**Activity**: You are asked to filter the data below and copy every line holding "JSON".

Website and app data records:
◇ ◇ ◇ ◇
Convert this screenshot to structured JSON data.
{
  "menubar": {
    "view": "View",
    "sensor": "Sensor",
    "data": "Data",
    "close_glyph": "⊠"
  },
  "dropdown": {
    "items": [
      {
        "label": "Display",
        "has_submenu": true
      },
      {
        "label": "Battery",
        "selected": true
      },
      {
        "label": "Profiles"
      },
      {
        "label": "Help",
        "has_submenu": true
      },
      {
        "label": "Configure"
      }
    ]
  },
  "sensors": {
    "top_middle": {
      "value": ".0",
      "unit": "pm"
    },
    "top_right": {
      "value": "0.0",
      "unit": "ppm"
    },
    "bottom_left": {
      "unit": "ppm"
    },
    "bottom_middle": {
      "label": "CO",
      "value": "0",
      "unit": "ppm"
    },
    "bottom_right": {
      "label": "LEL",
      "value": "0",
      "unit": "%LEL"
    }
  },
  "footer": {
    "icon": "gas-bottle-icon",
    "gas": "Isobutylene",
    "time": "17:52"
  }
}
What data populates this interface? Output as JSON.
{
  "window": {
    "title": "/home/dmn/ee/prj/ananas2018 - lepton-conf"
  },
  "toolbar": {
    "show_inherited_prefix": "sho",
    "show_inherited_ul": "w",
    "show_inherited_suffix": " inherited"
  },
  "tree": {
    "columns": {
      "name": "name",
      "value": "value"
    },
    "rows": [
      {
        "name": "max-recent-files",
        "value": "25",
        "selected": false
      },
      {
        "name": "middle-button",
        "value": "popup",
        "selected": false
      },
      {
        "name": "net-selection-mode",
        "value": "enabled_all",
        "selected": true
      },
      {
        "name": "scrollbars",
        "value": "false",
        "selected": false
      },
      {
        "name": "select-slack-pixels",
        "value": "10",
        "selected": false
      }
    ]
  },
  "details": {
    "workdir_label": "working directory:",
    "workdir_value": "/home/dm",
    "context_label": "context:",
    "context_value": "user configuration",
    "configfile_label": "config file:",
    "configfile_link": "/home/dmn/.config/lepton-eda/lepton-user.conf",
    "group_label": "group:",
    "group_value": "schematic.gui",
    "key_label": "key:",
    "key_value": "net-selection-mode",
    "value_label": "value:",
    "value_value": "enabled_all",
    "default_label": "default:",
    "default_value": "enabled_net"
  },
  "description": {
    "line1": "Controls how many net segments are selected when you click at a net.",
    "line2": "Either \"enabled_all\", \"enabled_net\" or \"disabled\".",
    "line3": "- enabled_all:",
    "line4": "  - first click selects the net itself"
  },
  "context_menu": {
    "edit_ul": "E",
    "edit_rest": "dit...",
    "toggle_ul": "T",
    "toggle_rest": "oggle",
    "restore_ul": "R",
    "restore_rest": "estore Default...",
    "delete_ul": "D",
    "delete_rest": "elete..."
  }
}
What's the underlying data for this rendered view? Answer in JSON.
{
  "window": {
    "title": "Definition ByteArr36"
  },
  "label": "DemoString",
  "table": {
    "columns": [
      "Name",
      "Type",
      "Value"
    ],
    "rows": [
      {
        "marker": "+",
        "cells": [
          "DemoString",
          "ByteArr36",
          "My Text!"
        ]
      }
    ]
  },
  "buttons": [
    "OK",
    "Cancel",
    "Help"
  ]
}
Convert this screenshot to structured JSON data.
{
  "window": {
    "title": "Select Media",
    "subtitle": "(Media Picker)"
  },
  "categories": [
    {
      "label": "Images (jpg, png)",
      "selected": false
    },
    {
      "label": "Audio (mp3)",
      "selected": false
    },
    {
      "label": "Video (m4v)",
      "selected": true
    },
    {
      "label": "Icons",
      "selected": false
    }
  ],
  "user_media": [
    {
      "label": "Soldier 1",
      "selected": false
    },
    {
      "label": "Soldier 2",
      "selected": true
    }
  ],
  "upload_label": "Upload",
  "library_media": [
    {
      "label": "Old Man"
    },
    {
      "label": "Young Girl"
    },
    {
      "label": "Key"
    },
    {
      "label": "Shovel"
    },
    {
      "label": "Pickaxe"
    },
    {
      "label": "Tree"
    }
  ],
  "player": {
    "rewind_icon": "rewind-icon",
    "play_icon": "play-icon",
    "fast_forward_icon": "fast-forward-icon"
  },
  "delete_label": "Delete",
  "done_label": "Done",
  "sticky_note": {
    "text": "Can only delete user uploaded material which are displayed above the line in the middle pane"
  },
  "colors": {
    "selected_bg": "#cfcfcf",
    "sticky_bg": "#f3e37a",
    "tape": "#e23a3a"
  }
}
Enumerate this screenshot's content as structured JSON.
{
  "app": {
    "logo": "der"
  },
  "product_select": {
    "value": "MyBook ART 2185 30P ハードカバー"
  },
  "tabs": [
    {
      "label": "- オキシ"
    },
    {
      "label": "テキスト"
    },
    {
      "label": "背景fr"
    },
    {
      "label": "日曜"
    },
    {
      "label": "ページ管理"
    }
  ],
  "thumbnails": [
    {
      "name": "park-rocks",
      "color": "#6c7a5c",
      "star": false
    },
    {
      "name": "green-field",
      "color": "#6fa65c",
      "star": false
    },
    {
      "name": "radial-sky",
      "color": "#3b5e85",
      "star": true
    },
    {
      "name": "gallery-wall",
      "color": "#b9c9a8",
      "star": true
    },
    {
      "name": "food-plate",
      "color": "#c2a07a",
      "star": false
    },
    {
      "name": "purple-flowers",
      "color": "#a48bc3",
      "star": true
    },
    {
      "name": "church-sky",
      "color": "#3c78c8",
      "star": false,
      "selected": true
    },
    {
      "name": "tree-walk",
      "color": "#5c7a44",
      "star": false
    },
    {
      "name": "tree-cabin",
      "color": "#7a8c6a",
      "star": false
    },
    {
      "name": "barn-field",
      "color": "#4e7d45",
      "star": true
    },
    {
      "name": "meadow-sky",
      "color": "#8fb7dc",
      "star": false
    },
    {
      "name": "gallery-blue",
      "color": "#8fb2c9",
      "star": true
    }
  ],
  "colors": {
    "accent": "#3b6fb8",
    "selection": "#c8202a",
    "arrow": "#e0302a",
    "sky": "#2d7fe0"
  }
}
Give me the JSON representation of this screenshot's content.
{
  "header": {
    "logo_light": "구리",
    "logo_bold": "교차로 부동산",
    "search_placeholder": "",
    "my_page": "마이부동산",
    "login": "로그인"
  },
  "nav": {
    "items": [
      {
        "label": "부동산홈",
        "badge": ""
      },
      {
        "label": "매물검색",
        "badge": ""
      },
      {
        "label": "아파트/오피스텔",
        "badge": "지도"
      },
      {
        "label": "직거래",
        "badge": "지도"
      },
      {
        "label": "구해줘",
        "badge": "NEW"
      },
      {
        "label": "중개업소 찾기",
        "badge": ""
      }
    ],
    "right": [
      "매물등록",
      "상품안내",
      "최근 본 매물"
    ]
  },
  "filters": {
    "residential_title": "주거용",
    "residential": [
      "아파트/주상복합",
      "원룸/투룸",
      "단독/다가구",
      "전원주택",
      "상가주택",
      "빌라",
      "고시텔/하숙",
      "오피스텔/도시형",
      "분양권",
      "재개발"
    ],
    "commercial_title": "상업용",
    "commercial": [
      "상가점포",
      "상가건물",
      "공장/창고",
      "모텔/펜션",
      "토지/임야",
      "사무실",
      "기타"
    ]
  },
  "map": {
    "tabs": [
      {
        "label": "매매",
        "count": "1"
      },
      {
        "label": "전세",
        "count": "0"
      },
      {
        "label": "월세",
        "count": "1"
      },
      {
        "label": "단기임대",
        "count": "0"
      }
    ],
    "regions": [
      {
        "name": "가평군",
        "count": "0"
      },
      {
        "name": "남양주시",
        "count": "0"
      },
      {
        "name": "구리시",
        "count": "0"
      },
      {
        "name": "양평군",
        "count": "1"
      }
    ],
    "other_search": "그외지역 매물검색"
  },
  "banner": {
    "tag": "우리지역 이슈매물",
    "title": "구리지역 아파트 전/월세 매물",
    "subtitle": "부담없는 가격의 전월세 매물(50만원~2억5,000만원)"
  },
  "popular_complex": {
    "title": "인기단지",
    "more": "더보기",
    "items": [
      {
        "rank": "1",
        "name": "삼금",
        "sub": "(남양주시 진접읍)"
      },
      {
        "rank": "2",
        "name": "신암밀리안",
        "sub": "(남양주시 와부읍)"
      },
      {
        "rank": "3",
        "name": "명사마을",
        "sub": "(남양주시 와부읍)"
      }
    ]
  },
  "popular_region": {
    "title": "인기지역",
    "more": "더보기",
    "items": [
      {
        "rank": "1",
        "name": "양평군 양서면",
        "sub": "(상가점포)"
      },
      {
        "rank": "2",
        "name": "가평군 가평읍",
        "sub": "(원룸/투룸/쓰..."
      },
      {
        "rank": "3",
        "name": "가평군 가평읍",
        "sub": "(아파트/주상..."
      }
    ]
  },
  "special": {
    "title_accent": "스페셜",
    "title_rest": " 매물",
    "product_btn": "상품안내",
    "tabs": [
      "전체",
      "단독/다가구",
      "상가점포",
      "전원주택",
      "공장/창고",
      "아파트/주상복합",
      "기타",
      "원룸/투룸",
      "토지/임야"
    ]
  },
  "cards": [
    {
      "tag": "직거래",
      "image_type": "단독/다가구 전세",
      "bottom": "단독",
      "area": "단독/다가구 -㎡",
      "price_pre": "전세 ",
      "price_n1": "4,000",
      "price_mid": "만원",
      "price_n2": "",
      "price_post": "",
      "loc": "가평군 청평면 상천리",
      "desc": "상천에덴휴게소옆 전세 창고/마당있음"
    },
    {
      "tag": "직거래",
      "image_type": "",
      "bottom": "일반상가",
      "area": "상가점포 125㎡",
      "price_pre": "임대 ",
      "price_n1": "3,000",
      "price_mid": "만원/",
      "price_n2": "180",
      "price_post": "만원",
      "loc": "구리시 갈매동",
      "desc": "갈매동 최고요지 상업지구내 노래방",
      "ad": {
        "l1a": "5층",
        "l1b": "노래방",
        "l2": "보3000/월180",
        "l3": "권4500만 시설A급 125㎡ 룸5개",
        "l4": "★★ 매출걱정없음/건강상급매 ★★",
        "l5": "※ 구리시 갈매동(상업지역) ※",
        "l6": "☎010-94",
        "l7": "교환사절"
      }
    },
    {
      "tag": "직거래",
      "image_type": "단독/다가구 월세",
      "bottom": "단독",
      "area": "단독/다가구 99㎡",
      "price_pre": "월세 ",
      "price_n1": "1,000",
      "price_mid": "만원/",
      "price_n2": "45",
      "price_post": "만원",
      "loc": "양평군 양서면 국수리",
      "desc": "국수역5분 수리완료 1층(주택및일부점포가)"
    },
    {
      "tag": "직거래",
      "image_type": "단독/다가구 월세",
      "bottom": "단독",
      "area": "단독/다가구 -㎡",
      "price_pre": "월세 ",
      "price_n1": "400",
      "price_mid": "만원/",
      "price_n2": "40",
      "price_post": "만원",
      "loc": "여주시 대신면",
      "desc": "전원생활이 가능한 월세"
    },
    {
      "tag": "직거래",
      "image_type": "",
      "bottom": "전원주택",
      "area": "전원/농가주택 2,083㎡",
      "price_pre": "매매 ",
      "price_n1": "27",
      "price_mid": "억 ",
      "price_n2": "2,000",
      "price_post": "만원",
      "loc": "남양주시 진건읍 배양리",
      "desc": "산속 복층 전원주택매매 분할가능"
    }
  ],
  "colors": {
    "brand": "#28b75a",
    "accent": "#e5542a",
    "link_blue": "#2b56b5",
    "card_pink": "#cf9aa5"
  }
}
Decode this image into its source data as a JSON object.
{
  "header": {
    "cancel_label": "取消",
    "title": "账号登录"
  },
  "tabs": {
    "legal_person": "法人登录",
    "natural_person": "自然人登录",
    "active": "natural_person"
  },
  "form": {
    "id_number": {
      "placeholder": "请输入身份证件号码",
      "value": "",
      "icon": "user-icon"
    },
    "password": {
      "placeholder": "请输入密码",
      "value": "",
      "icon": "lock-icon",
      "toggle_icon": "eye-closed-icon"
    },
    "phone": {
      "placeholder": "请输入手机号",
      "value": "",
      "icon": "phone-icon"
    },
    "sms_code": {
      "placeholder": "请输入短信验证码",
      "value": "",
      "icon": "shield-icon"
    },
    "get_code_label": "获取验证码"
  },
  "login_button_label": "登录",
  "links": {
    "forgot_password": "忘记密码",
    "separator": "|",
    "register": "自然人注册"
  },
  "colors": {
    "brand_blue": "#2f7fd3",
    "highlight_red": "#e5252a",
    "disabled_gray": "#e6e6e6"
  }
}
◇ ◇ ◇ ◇
**Task output**:
Convert this screenshot to structured JSON data.
What data populates this interface? Output as JSON.
What's the underlying data for this rendered view? Answer in JSON.
Convert this screenshot to structured JSON data.
Enumerate this screenshot's content as structured JSON.
Give me the JSON representation of this screenshot's content.
Decode this image into its source data as a JSON object.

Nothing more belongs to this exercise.